Environmental Affairs Minister Edna Molewa has challenged communities to awaken to the possibilities available in the biodiversity economy.
The minister was speaking at the official handover of Kgoroši Recreational Park to the community of Ga-Kgoroši in Matlala, Polokwane, on Thursday, 20 April.
The R12m project was funded and implemented through the Department of Environmental Affairs’ Environmental Protection and Infrastructure Programme (EPIP), with the aim of creating jobs, skills development and empowerment of small businesses.
The project was implemented using labour intensive methods, as per the requirements of the Expanded Public Works Programme (EPWP). It created work opportunities for at least 171 local people – mostly women and youth, and four people with disabilities.
The project, which commenced in December 2014, included the construction of a perimeter wall, an education centre and storage building, the construction of two ablution facilities for men and women, as well as the installation of paving and braai areas.
Part of the project also included the construction of a control house at the access gate, the installation of a water and reticulation system that utilises septic tanks with French drains, and the planting of trees and general landscaping.
National Biodiversity Economy Strategy
Molewa said that given the country’s rich biological diversity, which offers huge economic potential, government has adopted the National Biodiversity Economy Strategy. The strategy is at the heart of promoting guardianship of wildlife within communities.
“The strategy seeks to increase the biodiversity contribution to the gross domestic product, while conserving the country’s ecosystems. It also aims to contribute to the transformation of the biodiversity economy through inclusive economic opportunities, thereby ensuring equitable benefit of natural resources.
“We realise that we must translate policies into action. To help us achieve that, we have designed our Environmental Protection and Infrastructure Programme to fund and implement projects that seek to ensure that this programme is focused on interventions like greening and open space management, Working on Waste, Working for Land, Working for the Coast, People and Parks, Wildlife Economy and Youth Environmental Services projects,” said Molewa.
The minister said that by planting indigenous trees and beautifying the area, the department has contributed to improving the integrity of the natural environment, adding significantly to biodiversity conservation.

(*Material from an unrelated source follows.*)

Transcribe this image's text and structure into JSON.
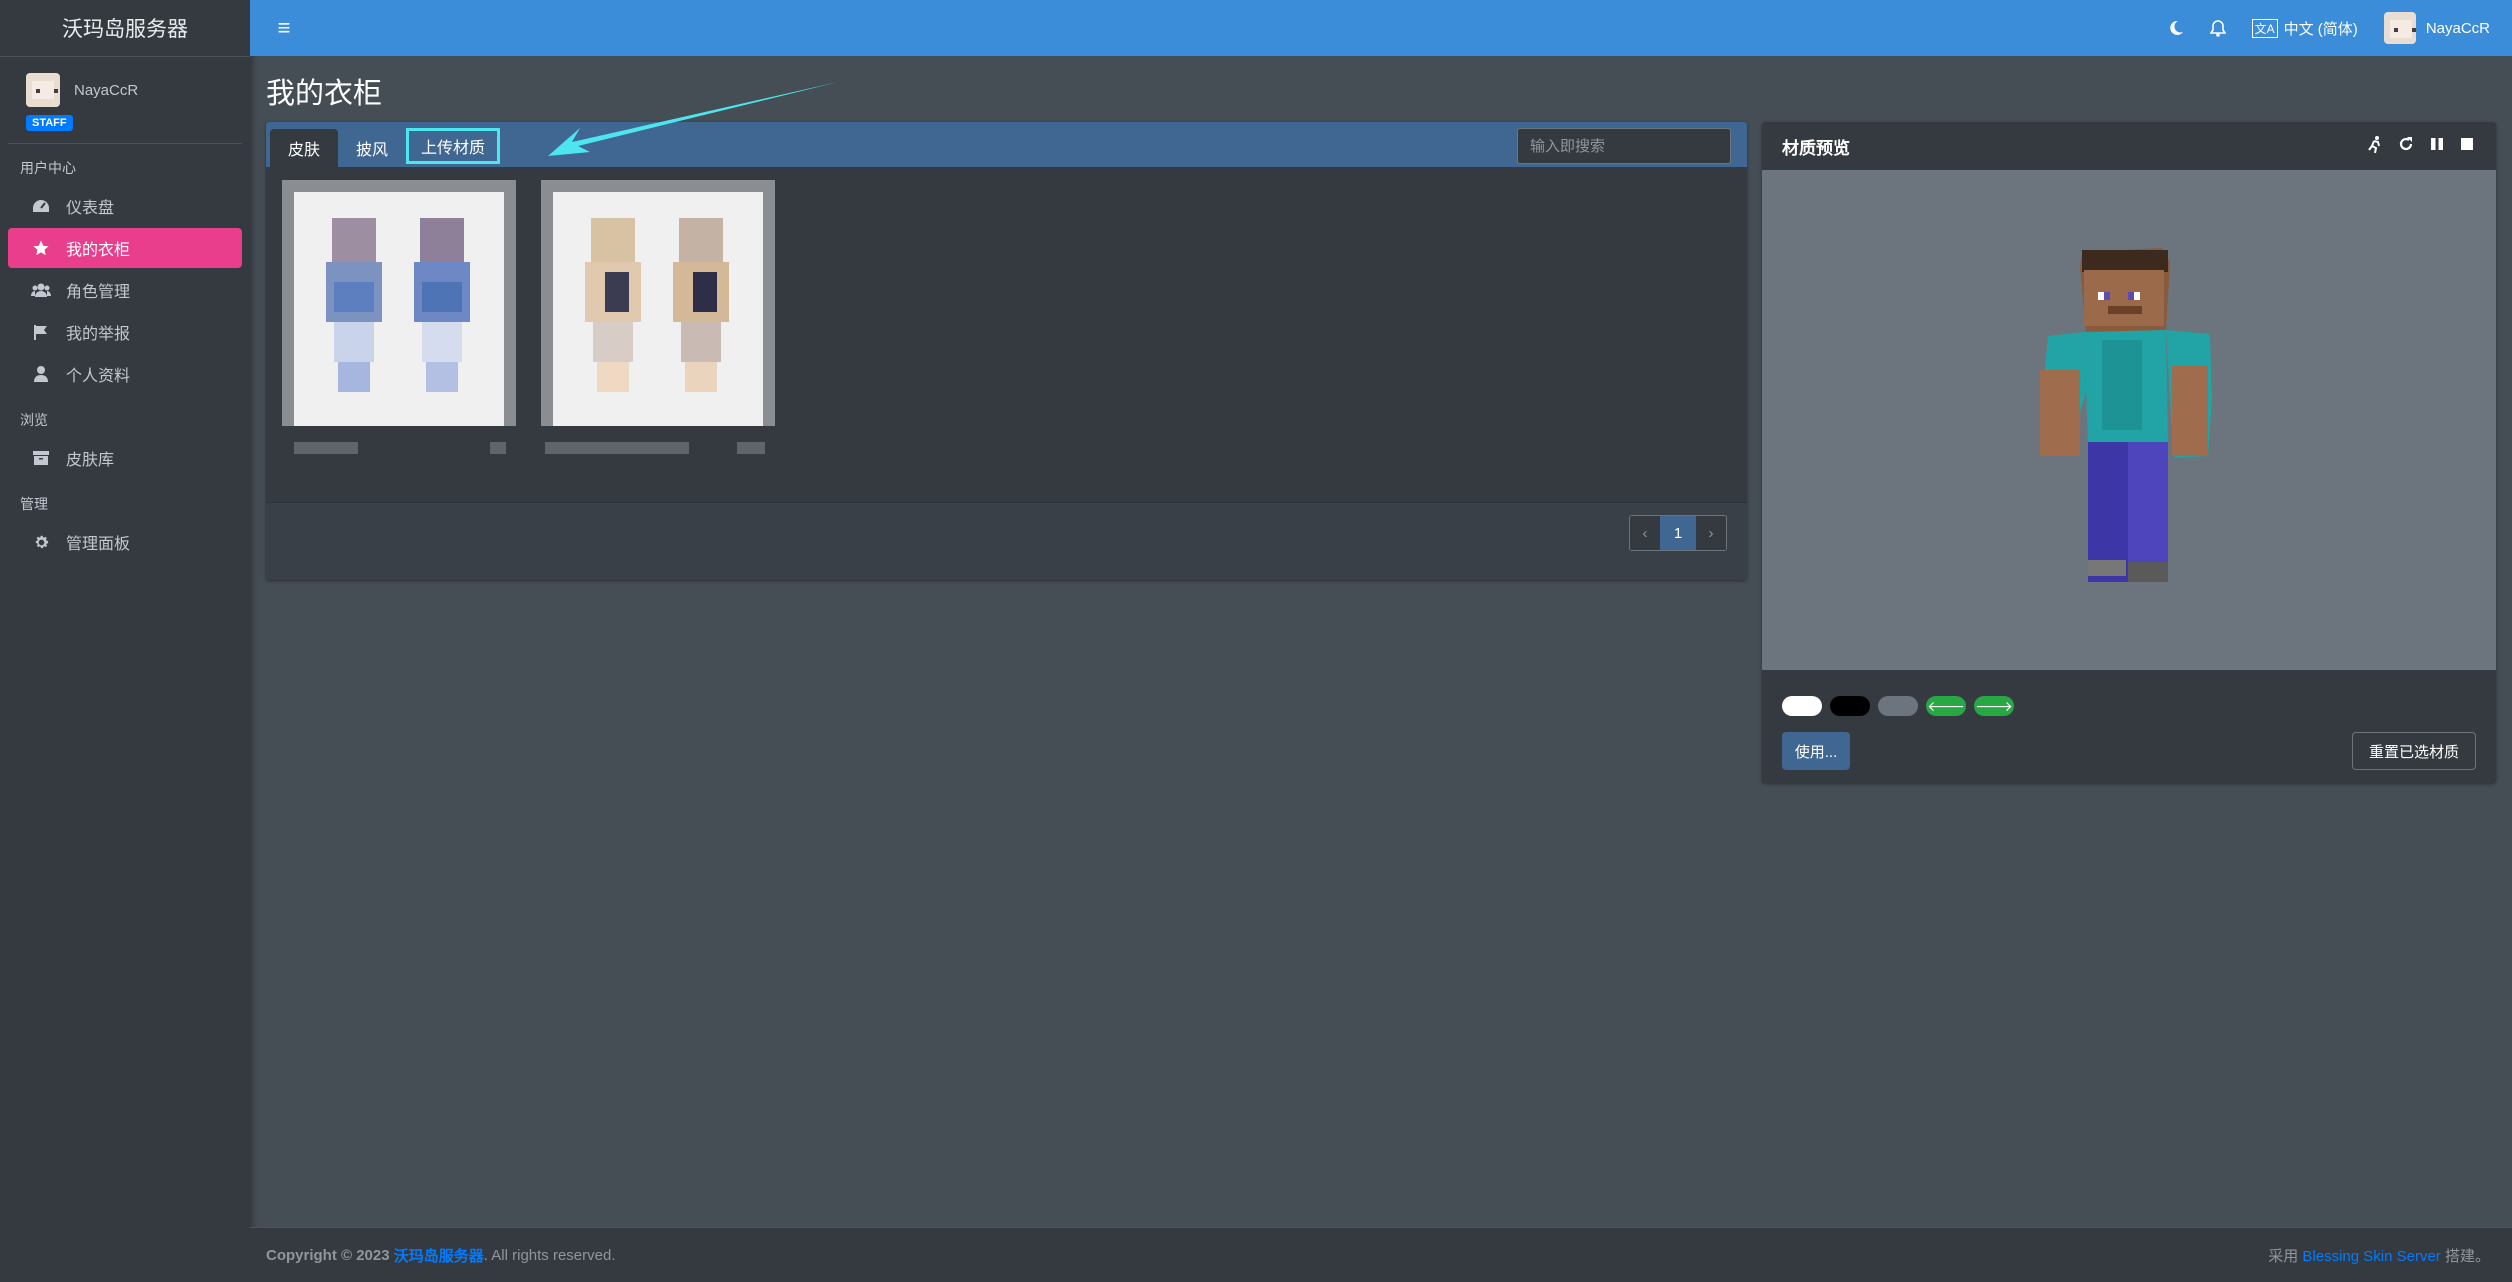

Both accredited and non-accredited training opportunities were created for local community members, and those employed in the project have been equipped with the necessary skills that will enable them to find other employment opportunities upon exit from the projects, or even start their own small businesses.
“Other initiatives that we committed to implement in Limpopo over a three-year Medium Term Expenditure Framework, include Wildlife Economy and People and Parks projects. We are delivering on our commitment to working with communities in empowering them through job opportunities and skills development.
“People and Parks invests in infrastructure development and biodiversity conservation for economic benefits by ensuring the local communities are involved in the management of protected and surrounding areas.
“This programme serves as a means of redress to the injustices of the past. Through the People and Parks Programme, we invest in infrastructure development and biodiversity conservation for economic benefits. In this mechanism we promote biodiversity values in the proclaimed protected and surrounding areas,” the minister said.